We must bend this curve down to prevent these severe outcomes, and the subsequent impact on our health care system.

Sadly, I must announce that 6 new deaths were reported to Alberta Health in the last 48 hours.

We must always remember that all of these numbers represent people.

Every death involved someone who was loved and loved many.

My thoughts are with everyone who is mourning loss, whether from COVID or any other cause.

In the last 24 hours, more than 42,300 doses of COVID-19 vaccine were administered in Alberta.

As you know, in order to make these doses count as much as possible in combating the spread of COVID-19, our second dose interval aligns with national recommendations to extend up to 4 months.
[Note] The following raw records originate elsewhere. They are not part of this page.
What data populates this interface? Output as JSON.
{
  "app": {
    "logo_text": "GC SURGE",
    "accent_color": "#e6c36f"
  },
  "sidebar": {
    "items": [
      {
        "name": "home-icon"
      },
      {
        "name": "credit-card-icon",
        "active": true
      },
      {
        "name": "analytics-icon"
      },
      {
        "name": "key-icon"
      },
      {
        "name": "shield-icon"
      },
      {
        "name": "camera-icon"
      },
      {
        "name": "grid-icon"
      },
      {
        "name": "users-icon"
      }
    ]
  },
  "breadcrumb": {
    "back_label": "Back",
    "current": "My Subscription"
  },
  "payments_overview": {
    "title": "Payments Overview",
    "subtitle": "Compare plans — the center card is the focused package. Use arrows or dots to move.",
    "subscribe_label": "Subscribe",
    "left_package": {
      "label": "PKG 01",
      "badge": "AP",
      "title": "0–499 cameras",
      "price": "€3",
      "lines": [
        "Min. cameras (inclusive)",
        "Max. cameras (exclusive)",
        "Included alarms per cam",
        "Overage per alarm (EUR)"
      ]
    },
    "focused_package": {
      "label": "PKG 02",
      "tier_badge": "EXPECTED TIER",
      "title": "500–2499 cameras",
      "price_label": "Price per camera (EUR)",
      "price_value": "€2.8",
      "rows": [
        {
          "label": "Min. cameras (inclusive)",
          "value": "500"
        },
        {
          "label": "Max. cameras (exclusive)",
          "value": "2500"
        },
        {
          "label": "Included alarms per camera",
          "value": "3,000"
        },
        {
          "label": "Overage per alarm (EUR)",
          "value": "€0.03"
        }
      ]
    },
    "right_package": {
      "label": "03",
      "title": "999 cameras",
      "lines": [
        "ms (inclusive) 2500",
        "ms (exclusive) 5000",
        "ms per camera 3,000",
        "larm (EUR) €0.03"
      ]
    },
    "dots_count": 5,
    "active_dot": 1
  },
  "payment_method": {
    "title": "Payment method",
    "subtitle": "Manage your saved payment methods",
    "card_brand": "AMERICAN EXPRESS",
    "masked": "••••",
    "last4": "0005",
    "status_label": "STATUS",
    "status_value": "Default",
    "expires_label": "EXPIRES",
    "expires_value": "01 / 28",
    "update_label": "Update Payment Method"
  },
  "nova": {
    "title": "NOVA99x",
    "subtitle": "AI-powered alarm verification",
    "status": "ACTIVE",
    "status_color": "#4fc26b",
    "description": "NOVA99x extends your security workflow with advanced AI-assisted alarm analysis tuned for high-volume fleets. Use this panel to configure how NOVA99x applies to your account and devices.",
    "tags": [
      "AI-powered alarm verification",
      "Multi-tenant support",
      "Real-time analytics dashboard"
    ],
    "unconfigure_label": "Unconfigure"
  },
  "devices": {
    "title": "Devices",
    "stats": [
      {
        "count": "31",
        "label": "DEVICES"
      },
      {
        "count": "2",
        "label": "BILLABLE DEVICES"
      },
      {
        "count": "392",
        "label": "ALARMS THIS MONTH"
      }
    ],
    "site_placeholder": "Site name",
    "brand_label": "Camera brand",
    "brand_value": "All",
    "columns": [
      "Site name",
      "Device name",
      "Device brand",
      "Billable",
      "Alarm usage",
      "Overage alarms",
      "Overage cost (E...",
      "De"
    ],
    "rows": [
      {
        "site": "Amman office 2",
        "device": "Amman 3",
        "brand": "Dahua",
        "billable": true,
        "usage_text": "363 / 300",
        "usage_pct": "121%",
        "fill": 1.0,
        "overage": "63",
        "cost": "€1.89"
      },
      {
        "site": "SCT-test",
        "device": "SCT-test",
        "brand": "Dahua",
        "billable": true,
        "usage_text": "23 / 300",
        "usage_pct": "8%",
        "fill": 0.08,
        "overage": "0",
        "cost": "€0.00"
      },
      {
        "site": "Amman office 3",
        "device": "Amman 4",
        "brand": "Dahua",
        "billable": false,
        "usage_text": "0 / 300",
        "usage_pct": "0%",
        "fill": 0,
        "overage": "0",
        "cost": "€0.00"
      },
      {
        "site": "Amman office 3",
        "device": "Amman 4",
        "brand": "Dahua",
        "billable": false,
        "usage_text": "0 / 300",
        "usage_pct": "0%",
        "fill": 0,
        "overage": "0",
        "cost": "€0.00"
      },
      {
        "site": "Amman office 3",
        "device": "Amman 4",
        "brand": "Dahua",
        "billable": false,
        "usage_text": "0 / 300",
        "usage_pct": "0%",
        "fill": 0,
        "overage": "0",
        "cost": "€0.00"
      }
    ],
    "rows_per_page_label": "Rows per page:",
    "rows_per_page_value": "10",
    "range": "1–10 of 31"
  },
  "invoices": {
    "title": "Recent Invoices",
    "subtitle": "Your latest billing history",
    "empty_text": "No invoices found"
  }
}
Having said that, we have continuously been reviewing emerging research,

And today we making a slight change in how we approach second doses for select populations who may not respond effectively to their first dose.

Effective tomorrow, those in Alberta who are undergoing specific kinds of cancer treatments or who are on other medication that results in a level of profound immune compromise, will be able to book a second dose 21 to 28 days after their first.

This aligns with Ontario’s approach and is specifically limited to Albertans who have received solid organ or stem cell transplants, or who are currently underdoing specific immune compromising treatments such as chemotherapy.

This will also apply to individuals being treated with an anti-CD20 monoclonal antibody such as Rituximab.

To be clear, this timeline applies to these individuals only, due to their extremely weakened immune system.

Also aligning with Ontario, anyone receiving solely hormonal therapy, radiation therapy or surgical intervention for cancer, or other therapies that are not as profoundly immune compromising, will continue to receive their second dose at an extended interval no later than 4 months after the first.

This is because we know that people who have compromised immune systems are also protected by protecting those around them, and offering a first dose to as many people as possible as quickly as possible benefits everyone.

Individuals who meet the profound immune compromised criteria I outlined earlier can book their second doses starting tomorrow by calling 811 to receive their second dose three to four weeks after the first.

Second dose appointments for these individuals cannot be booked through pharmacies or the online booking tool – calling 811 is required.

All other Albertans will continue to be eligible no later than 4 months after their first dose.

Evidence indicates that the first dose of all currently approved vaccines appear to be at least 80% effective in protecting against severe outcomes after this first dose.

Bookings for second doses for all others will begin when supply allows after all Albertans 16 and older have been offered a first dose, likely to happen later in June.

When more doses arrive this summer, we will look to start shortening this interval if possible based on available supply.

As cases continue to climb in the province, it’s critical that anyone who is eligible gets vaccinated as soon as possible.

This protects the individuals who are vaccinated and those around them.

It also helps limit community transmission of COVID-19 which will relieve the building pressure on our healthcare system.

I urge anyone who is eligible, who hasn’t yet booked their first dose of COVID-19 vaccine, to book their appointment today.

This can be done through AHS’s online booking tool, by calling 811, or through one of many participating pharmacies provincewide.

A number of pharmacies and AHS clinics are also accepting walk-ins for the AstraZeneca vaccine for those 40 years of age and older.

For clarity, anyone included in phase 1, 2A, 2B or the first part of 2C is eligible to get their vaccine now and will continue to be eligible throughout the vaccination program.

After a year of being asked to physically distance, stay home when sick, wash our hands and wear a mask to help fight this virus and get us through this pandemic, we finally have another tool at our disposal to help us, this vaccine.

However, its effectiveness relies on how many of us choose to use it.

Please make the wise choice to get your shot as soon as you are able to do so.

Thank you and I’m happy to take questions.